The Johannesburg city has employed people who clean the streets by sweeping them and collect the rubbish from the rubbish bins. Even the dumps are collected all the time but the vendors just litter causing pollution in the streets.

Johannesburg Mayor Herman Mashaba is doing a good job by cleaning up the streets but he cannot do it alone, everyone must make sure that their workstations are clean. If one is found or seen littering the streets, the bylaws should take its course. We cannot live in dirty places especially if the vendors are old men and women who should know better.

If you find the place clean, why do you pollute it by littering and throwing things in the streets? Banana peels are dangerous as one could be broken if he or she slips after stepping on it.

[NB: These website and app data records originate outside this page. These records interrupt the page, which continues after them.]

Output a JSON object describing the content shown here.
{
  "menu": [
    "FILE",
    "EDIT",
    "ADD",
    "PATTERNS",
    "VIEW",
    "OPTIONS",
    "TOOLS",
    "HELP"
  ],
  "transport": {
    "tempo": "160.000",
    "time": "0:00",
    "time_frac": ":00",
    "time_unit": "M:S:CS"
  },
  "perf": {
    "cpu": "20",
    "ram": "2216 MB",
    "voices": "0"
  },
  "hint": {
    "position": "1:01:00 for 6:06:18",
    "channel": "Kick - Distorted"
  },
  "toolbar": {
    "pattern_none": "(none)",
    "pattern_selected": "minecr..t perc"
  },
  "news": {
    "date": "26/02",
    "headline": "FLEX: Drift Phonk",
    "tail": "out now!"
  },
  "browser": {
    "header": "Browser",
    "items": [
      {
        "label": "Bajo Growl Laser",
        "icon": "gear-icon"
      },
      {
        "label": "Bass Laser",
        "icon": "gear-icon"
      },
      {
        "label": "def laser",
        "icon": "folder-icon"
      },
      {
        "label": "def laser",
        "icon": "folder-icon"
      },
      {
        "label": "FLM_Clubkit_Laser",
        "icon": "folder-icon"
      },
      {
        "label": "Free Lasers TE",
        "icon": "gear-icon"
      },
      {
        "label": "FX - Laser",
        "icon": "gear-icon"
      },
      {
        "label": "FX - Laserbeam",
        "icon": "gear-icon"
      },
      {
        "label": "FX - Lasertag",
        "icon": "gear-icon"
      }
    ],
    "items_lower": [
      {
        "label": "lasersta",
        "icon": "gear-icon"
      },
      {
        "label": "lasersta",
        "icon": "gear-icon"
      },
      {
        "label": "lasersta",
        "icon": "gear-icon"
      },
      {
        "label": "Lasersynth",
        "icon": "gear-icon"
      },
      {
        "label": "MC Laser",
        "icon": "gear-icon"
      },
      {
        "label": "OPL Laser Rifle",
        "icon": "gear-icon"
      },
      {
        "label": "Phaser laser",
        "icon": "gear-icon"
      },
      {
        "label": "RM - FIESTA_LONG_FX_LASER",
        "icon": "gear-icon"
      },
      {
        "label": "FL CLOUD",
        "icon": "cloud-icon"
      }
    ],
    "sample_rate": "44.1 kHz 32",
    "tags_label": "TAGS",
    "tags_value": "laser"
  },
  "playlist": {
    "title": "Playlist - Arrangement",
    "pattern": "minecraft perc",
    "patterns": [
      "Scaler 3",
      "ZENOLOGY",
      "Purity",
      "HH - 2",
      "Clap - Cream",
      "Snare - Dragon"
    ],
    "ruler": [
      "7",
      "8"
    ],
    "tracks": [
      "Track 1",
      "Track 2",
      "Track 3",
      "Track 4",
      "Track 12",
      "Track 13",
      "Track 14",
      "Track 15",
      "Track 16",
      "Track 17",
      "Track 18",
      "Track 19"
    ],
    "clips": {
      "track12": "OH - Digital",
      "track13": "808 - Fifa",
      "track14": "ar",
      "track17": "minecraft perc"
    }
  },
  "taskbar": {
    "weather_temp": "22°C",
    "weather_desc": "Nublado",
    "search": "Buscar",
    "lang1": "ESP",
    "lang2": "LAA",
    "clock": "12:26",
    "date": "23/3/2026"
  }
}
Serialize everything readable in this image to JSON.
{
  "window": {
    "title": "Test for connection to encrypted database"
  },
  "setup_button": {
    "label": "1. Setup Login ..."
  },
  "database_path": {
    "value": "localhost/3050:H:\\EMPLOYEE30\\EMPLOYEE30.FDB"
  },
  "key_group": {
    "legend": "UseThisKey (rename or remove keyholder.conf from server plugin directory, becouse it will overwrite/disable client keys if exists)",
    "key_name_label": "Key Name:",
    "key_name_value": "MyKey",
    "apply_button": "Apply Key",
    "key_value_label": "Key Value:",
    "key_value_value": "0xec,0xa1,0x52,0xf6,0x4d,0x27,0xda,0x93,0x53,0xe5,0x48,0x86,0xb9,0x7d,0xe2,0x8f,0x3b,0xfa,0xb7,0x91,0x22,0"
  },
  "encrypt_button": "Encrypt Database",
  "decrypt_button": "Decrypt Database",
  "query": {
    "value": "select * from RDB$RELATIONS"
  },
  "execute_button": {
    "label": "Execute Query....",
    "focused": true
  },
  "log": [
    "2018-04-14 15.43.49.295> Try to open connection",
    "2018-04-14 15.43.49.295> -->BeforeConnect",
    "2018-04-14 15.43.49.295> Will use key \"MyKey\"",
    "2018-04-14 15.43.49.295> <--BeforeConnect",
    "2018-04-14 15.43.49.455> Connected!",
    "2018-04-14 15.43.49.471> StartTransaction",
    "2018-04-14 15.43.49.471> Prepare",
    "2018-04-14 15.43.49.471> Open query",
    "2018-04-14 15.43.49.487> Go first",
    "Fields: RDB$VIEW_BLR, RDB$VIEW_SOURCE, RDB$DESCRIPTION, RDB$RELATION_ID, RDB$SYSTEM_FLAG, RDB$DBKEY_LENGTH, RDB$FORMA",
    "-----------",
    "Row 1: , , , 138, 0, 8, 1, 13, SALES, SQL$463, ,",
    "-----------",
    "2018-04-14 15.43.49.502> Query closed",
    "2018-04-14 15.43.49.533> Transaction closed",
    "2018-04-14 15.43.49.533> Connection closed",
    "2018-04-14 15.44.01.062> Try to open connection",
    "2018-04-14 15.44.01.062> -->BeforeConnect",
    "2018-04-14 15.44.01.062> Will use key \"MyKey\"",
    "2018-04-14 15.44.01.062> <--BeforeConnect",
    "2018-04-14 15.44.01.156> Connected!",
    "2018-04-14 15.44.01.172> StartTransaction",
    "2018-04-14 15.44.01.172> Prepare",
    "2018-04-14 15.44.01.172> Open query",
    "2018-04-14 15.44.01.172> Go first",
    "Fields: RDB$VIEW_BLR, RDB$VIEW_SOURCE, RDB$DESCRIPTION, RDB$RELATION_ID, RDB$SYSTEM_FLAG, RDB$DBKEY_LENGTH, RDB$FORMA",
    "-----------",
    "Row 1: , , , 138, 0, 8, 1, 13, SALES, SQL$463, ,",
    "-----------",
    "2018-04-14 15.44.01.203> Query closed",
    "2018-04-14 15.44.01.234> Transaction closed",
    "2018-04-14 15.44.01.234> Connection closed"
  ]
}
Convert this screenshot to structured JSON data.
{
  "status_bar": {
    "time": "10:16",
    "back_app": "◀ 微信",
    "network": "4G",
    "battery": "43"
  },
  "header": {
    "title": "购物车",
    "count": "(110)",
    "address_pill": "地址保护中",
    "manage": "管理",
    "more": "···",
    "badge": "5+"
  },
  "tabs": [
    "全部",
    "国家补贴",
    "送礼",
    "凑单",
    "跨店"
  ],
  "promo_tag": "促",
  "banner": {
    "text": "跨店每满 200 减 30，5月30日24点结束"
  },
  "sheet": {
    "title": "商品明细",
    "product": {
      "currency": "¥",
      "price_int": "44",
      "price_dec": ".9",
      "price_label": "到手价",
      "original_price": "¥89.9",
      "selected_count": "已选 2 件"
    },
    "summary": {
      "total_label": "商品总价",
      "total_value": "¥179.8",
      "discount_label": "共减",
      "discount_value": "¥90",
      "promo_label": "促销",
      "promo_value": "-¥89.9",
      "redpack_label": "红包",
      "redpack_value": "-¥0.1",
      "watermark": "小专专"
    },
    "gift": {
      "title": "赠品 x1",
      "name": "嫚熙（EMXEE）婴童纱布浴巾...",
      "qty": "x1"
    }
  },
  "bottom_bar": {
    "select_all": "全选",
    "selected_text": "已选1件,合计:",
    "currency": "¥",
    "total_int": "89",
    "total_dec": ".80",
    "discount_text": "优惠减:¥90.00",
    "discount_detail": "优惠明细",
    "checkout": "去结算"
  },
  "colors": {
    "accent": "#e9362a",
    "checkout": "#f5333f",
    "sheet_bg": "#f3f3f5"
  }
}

A country like Rwanda has been lauded for making Kigali the capital city one of the cleanest city in the Africa. Johannesburg is the melting pot of Africa with impressive roads, building structures and parks. Effort should be made that the city is kept spanking clean by all the inhabitants, despite the fact that most people in streets are from elsewhere in the country and the continent.

Mayor Mashaba needs the support of all the people no matter which political parties they come from because a clean city is good for tourism, business and entertainment. All these activities would make Johannesburg a darling to the world as it is already is but cleanliness should be key priority. Even the striking workers or political parties should stop trashing everything on their way because it would not solve anything if you make the city dirty.

The thieves who steal cables should be dealt harshly too because electricity is affected too. Love your city and keep it clean good people. Stop being lazy and nonchalant.

Sello E Morake is a freelance Journalist, based in Diepkloof in Soweto, Johannesburg. He has been a Journalist for more than 10 years writing for Newspapers such as the now defunct Free State Times, Daily Sun and Dumelang News in various capacities as a Senior Reporter, Sub-editor and Freelancer